Bulgaria is strictly following the European rules for tackling African Swine Fever, Agriculture Minister Dessislava Taneva said in a television interview on July 27.
There has been sharp criticism of Bulgaria’s handling of the disease, including by the European Commissioner for Health and Food Safety, while the number of outbreaks of African Swine Fever in Bulgaria has reached 22, including at three industrial farms holding tens of thousands of pigs.
Media reports have questioned the appropriateness of mass burials of thousands of pigs, rather than incineration, raising concerns about risks to groundwater.
Taneva said that there was “road map” to tackle the disease.
“We only need to apply the rules as science in Europe and the world has discovered them. The point is to make sure we limit the damage from this. The truth is that we must be uncompromising with the disease. We will take steps with regard to the definition of sanitary zones and all risk factors there should be eliminated,” she said.
Taneva said that pigs at private farms are one of the main risks in spreading the infection.
July and August would be the peak of the disease, she said.
“Bulgaria is the 12th EU country in which the disease has entered. However, we are the state with the fewest outbreaks and the fewest affected holdings,” Taneva said.
She said that more restrictive measures against the spread of the disease would be forthcoming.
“We will tell people that they should kill their animals. The Czech Republic dealt with the problem because, on the territory of the whole country, besides wild pigs, it culled at the private farms immediately, in order to avoid the contagion reaching industrial pig farms.”
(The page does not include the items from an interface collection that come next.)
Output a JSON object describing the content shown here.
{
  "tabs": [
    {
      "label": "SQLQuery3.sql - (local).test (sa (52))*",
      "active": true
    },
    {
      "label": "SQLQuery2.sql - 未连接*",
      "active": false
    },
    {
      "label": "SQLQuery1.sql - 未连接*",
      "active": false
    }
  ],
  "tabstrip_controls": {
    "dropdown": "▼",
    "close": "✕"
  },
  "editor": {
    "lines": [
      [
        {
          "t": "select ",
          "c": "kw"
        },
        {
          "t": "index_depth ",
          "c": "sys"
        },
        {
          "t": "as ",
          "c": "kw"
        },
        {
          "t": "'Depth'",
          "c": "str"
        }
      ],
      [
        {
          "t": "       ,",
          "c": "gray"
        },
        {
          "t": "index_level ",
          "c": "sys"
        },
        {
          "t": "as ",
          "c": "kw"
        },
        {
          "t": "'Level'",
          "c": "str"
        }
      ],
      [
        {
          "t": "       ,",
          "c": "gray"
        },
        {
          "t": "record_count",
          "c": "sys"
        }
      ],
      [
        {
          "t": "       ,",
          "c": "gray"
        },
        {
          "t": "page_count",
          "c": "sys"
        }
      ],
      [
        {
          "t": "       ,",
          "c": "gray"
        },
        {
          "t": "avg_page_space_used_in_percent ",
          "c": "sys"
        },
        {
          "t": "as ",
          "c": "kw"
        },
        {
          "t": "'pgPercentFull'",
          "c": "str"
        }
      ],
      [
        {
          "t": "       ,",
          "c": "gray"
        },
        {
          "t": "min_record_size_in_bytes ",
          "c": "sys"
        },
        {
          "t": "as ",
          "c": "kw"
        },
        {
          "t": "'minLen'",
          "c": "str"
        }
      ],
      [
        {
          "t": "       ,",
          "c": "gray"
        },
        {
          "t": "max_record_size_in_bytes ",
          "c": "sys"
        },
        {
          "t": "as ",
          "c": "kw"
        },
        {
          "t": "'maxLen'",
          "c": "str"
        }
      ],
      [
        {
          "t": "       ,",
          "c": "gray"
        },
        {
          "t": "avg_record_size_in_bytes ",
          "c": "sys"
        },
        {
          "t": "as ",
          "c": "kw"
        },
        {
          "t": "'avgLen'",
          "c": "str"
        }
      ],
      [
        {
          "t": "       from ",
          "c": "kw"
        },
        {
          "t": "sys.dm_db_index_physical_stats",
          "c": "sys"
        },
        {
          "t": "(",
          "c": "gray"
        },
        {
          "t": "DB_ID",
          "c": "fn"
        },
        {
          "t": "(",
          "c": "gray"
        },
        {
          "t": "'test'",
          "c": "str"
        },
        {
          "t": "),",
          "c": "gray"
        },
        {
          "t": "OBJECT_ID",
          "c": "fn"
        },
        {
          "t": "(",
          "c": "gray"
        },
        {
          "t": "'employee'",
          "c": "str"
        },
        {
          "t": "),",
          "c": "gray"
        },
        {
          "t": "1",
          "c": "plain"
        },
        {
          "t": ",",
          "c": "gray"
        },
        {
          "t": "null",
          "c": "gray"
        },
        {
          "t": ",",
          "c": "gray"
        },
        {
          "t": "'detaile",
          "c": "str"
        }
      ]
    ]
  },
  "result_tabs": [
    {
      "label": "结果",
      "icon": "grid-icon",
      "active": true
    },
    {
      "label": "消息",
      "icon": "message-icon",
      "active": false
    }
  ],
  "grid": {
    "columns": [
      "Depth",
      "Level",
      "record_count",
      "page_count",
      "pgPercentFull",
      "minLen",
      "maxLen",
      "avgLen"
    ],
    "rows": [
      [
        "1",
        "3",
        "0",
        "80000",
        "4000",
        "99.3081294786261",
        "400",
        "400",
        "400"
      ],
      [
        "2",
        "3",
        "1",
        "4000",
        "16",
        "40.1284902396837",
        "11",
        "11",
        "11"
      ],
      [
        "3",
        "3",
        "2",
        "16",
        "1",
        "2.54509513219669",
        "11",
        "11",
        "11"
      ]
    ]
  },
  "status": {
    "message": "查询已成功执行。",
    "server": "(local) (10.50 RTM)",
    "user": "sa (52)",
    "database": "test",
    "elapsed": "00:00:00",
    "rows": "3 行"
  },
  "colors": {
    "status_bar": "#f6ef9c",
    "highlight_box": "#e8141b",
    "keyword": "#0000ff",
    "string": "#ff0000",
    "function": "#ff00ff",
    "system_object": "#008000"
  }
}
Taneva said that the burial sites were selected by experts, with no risks to soil and water.
All sites for the burial of humanely killed animals were chosen by a commission, acting in co-ordination with all departments involved in the protection of the environment, the regional inspectorate of environment and water and the basins directorate, she said.
“There is no other place where culled animals can be buried. This is also the safest way to deal with the disease,” Taneva said.
A report on the evening of July 26 by bTV said that the culling of 40 000 pigs from an industrial farm in the village of Brushlen in the Rousse district had begun.
Some of the animals were, however, alive at the time of the burial, bTV said in a report from the site.
Not only that, but the people who were burying the animals were not wearing protective clothing. There were no signs to warn the public that the area was hazardous, the report said.
The site, near Slivo Pole, is metres from a grain-producing plant, a poultry farm and a motor vehicle workshop, according to the report.